The data START
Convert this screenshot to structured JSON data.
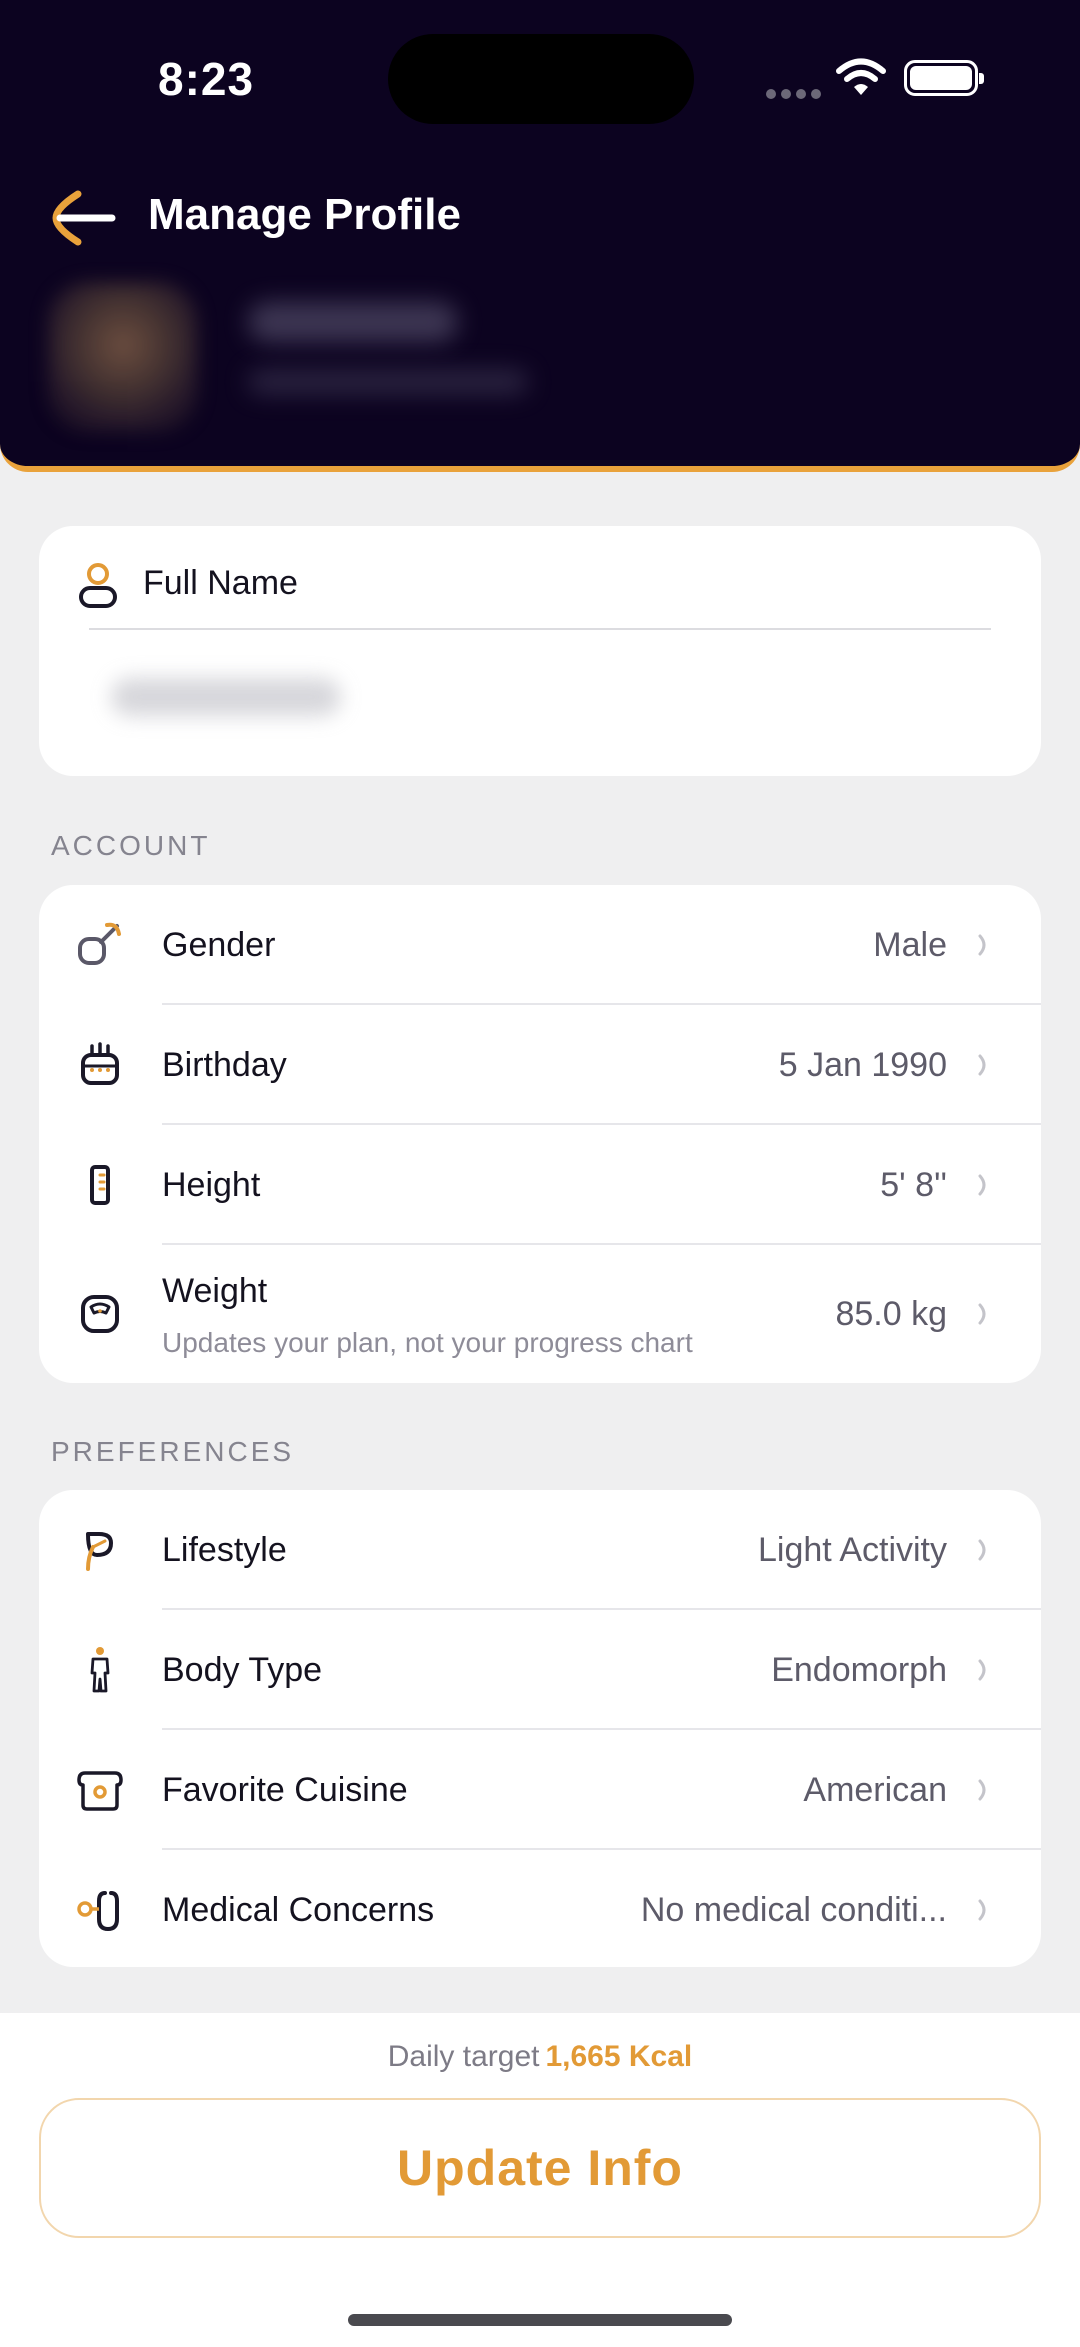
{
  "status_bar": {
    "time": "8:23"
  },
  "header": {
    "title": "Manage Profile"
  },
  "full_name": {
    "label": "Full Name"
  },
  "account": {
    "section_label": "ACCOUNT",
    "rows": [
      {
        "label": "Gender",
        "value": "Male",
        "icon": "gender-male-icon"
      },
      {
        "label": "Birthday",
        "value": "5 Jan 1990",
        "icon": "cake-icon"
      },
      {
        "label": "Height",
        "value": "5' 8''",
        "icon": "ruler-icon"
      },
      {
        "label": "Weight",
        "sublabel": "Updates your plan, not your progress chart",
        "value": "85.0 kg",
        "icon": "scale-icon"
      }
    ]
  },
  "preferences": {
    "section_label": "PREFERENCES",
    "rows": [
      {
        "label": "Lifestyle",
        "value": "Light Activity",
        "icon": "leaf-icon"
      },
      {
        "label": "Body Type",
        "value": "Endomorph",
        "icon": "body-icon"
      },
      {
        "label": "Favorite Cuisine",
        "value": "American",
        "icon": "bread-icon"
      },
      {
        "label": "Medical Concerns",
        "value": "No medical conditi...",
        "icon": "stethoscope-icon"
      }
    ]
  },
  "footer": {
    "daily_target_label": "Daily target",
    "daily_target_value": "1,665 Kcal",
    "update_button": "Update Info"
  },
  "colors": {
    "header_bg": "#0c0320",
    "accent": "#e29a36",
    "page_bg": "#efeff0"
  }
}
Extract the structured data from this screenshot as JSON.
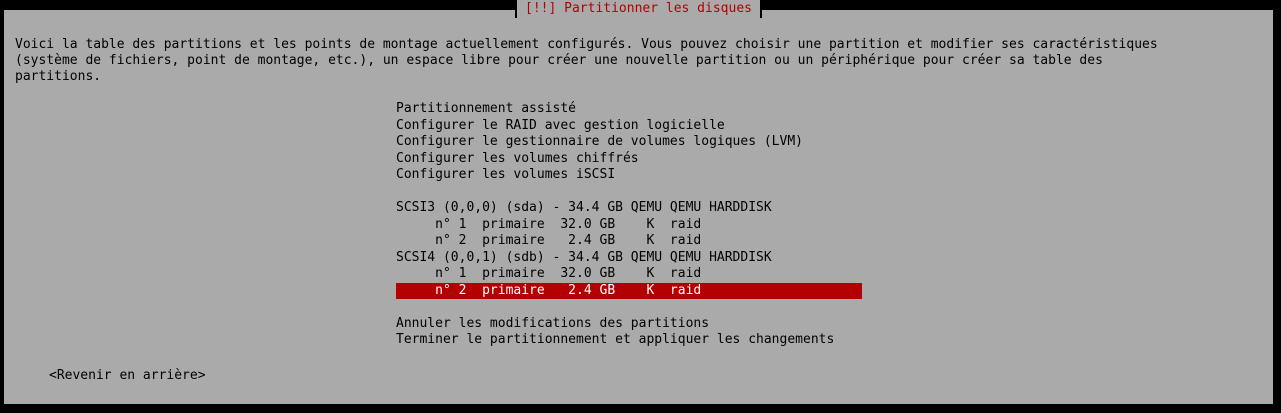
{
  "dialog": {
    "title": "[!!] Partitionner les disques",
    "description": [
      "Voici la table des partitions et les points de montage actuellement configurés. Vous pouvez choisir une partition et modifier ses caractéristiques",
      "(système de fichiers, point de montage, etc.), un espace libre pour créer une nouvelle partition ou un périphérique pour créer sa table des",
      "partitions."
    ]
  },
  "menu": {
    "actions": [
      "Partitionnement assisté",
      "Configurer le RAID avec gestion logicielle",
      "Configurer le gestionnaire de volumes logiques (LVM)",
      "Configurer les volumes chiffrés",
      "Configurer les volumes iSCSI"
    ],
    "disks": [
      {
        "label": "SCSI3 (0,0,0) (sda) - 34.4 GB QEMU QEMU HARDDISK",
        "partitions": [
          "     n° 1  primaire  32.0 GB    K  raid",
          "     n° 2  primaire   2.4 GB    K  raid"
        ]
      },
      {
        "label": "SCSI4 (0,0,1) (sdb) - 34.4 GB QEMU QEMU HARDDISK",
        "partitions": [
          "     n° 1  primaire  32.0 GB    K  raid",
          "     n° 2  primaire   2.4 GB    K  raid"
        ]
      }
    ],
    "finish": [
      "Annuler les modifications des partitions",
      "Terminer le partitionnement et appliquer les changements"
    ]
  },
  "back_button": "<Revenir en arrière>",
  "colors": {
    "background": "#aaaaaa",
    "title": "#b30000",
    "selection": "#b30000"
  }
}
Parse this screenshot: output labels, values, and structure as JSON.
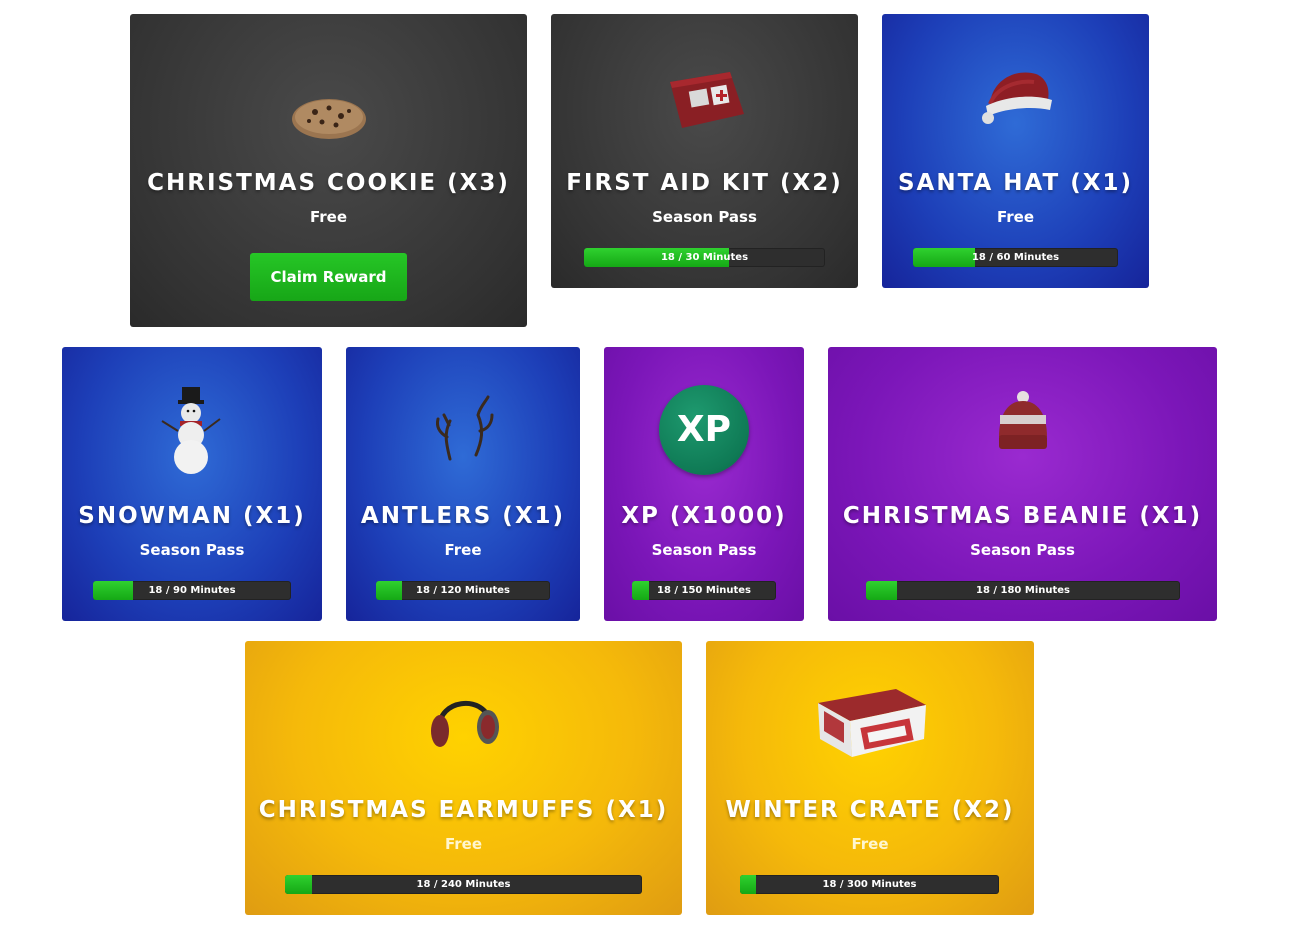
{
  "rewards": [
    {
      "name": "CHRISTMAS COOKIE (X3)",
      "tier": "Free",
      "button": "Claim Reward",
      "icon": "cookie-icon",
      "theme": "dark"
    },
    {
      "name": "FIRST AID KIT (X2)",
      "tier": "Season Pass",
      "progress": "18 / 30 Minutes",
      "progress_value": 0.6,
      "icon": "first-aid-kit-icon",
      "theme": "dark"
    },
    {
      "name": "SANTA HAT (X1)",
      "tier": "Free",
      "progress": "18 / 60 Minutes",
      "progress_value": 0.3,
      "icon": "santa-hat-icon",
      "theme": "blue"
    },
    {
      "name": "SNOWMAN (X1)",
      "tier": "Season Pass",
      "progress": "18 / 90 Minutes",
      "progress_value": 0.2,
      "icon": "snowman-icon",
      "theme": "blue"
    },
    {
      "name": "ANTLERS (X1)",
      "tier": "Free",
      "progress": "18 / 120 Minutes",
      "progress_value": 0.15,
      "icon": "antlers-icon",
      "theme": "blue"
    },
    {
      "name": "XP (X1000)",
      "tier": "Season Pass",
      "progress": "18 / 150 Minutes",
      "progress_value": 0.12,
      "icon": "xp-icon",
      "badge": "XP",
      "theme": "purple"
    },
    {
      "name": "CHRISTMAS BEANIE (X1)",
      "tier": "Season Pass",
      "progress": "18 / 180 Minutes",
      "progress_value": 0.1,
      "icon": "beanie-icon",
      "theme": "purple"
    },
    {
      "name": "CHRISTMAS EARMUFFS (X1)",
      "tier": "Free",
      "progress": "18 / 240 Minutes",
      "progress_value": 0.075,
      "icon": "earmuffs-icon",
      "theme": "gold"
    },
    {
      "name": "WINTER CRATE (X2)",
      "tier": "Free",
      "progress": "18 / 300 Minutes",
      "progress_value": 0.06,
      "icon": "winter-crate-icon",
      "theme": "gold"
    }
  ],
  "colors": {
    "progress_fill": "#22bb22",
    "claim_button": "#1fb51f",
    "dark": "#3a3a3a",
    "blue": "#1d3fb8",
    "purple": "#7b16b8",
    "gold": "#f5b90a"
  }
}
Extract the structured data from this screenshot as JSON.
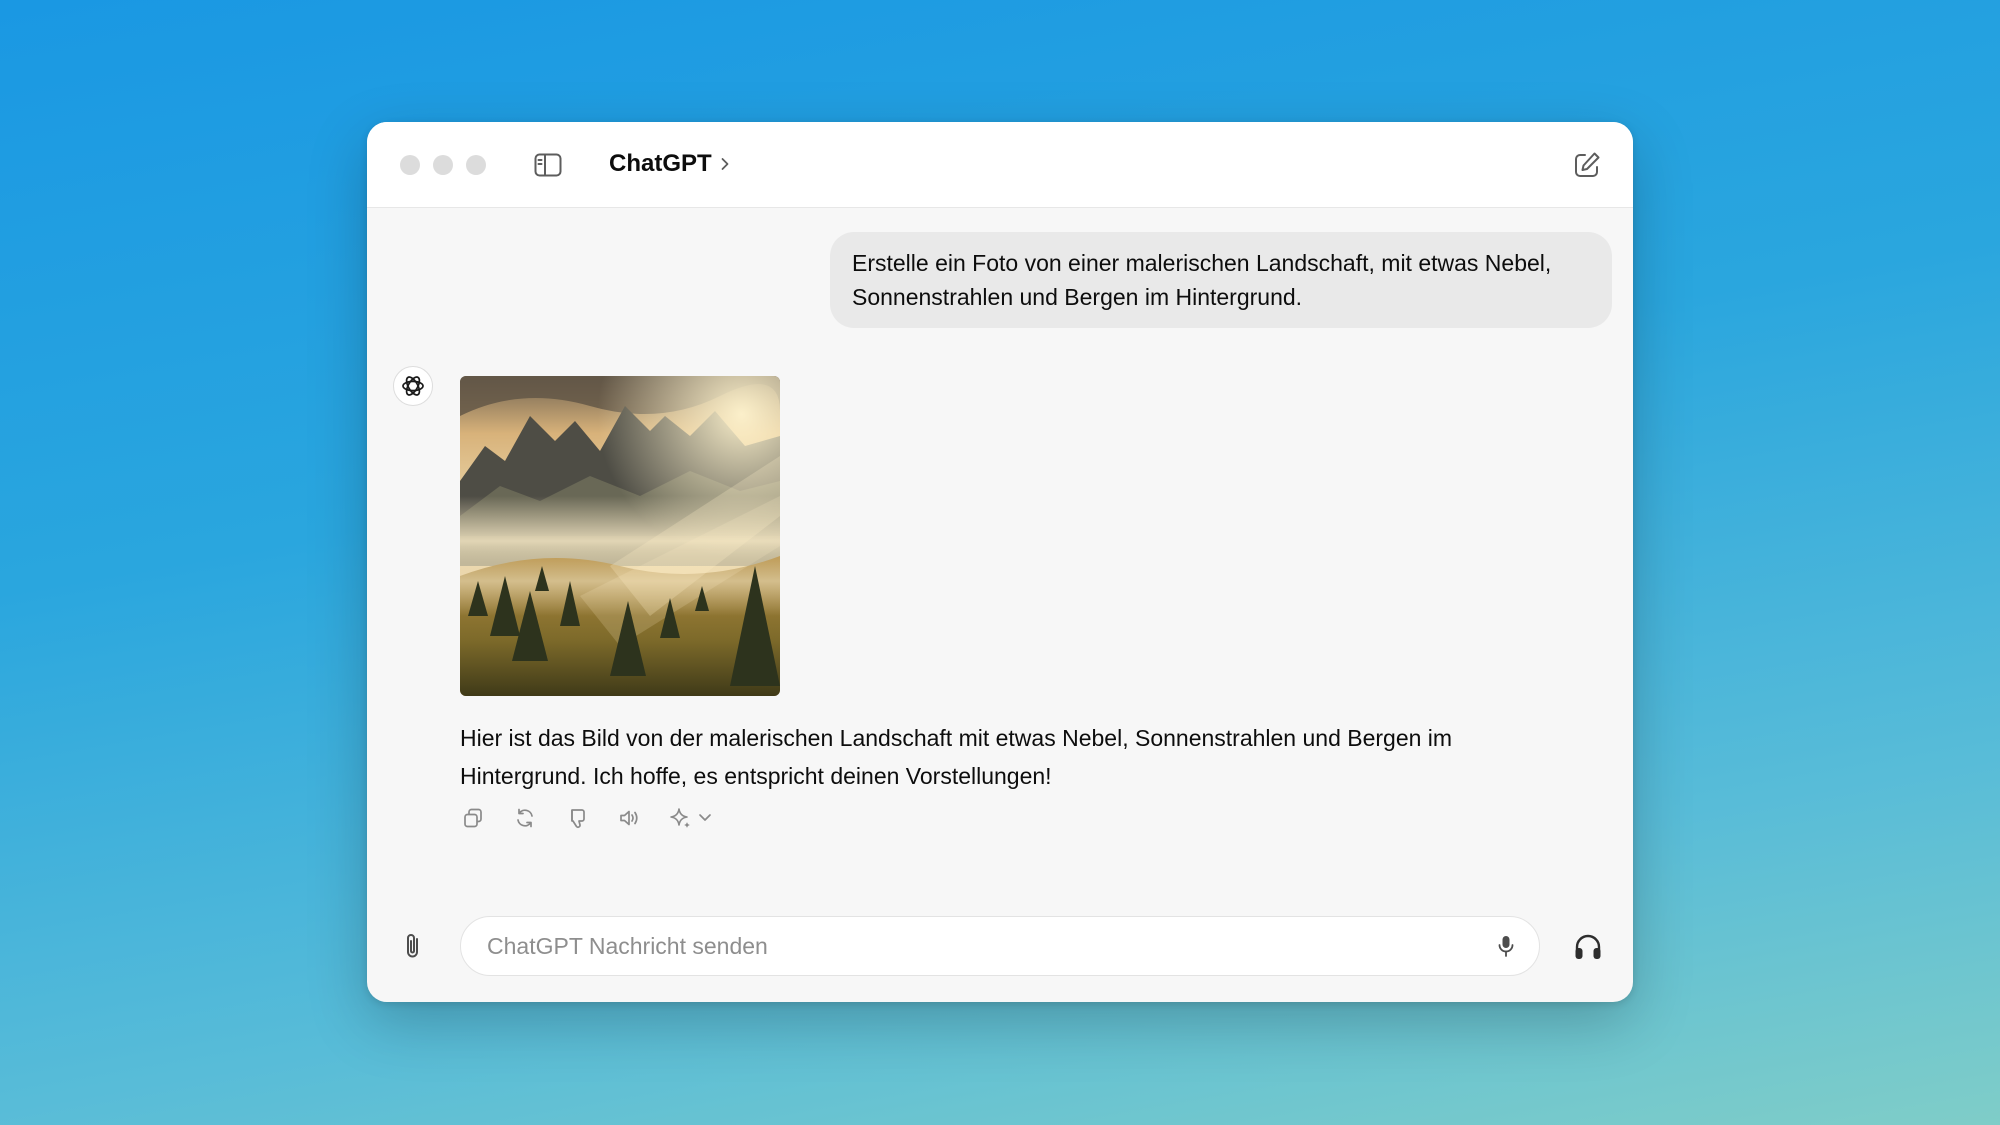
{
  "window": {
    "title": "ChatGPT"
  },
  "conversation": {
    "user_message": "Erstelle ein Foto von einer malerischen Landschaft, mit etwas Nebel, Sonnenstrahlen und Bergen im Hintergrund.",
    "assistant_message": "Hier ist das Bild von der malerischen Landschaft mit etwas Nebel, Sonnenstrahlen und Bergen im Hintergrund. Ich hoffe, es entspricht deinen Vorstellungen!"
  },
  "composer": {
    "placeholder": "ChatGPT Nachricht senden"
  },
  "icons": {
    "sidebar": "sidebar-toggle-icon",
    "chevron": "chevron-right-icon",
    "new_chat": "compose-icon",
    "avatar": "openai-logo-icon",
    "copy": "copy-icon",
    "regenerate": "refresh-icon",
    "dislike": "thumbs-down-icon",
    "read_aloud": "speaker-icon",
    "model": "sparkle-icon",
    "attach": "paperclip-icon",
    "mic": "microphone-icon",
    "voice": "headphones-icon"
  },
  "colors": {
    "background_top": "#1a98e3",
    "background_bottom": "#7fcdc8",
    "window": "#f7f7f7",
    "user_bubble": "#e9e9e9",
    "text": "#0d0d0d"
  }
}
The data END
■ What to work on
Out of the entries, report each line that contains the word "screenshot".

■ Solution for this task
Convert this screenshot to structured JSON data.
Extract the structured data from this screenshot as JSON.
Parse this screenshot: output labels, values, and structure as JSON.
Extract the structured data from this screenshot as JSON.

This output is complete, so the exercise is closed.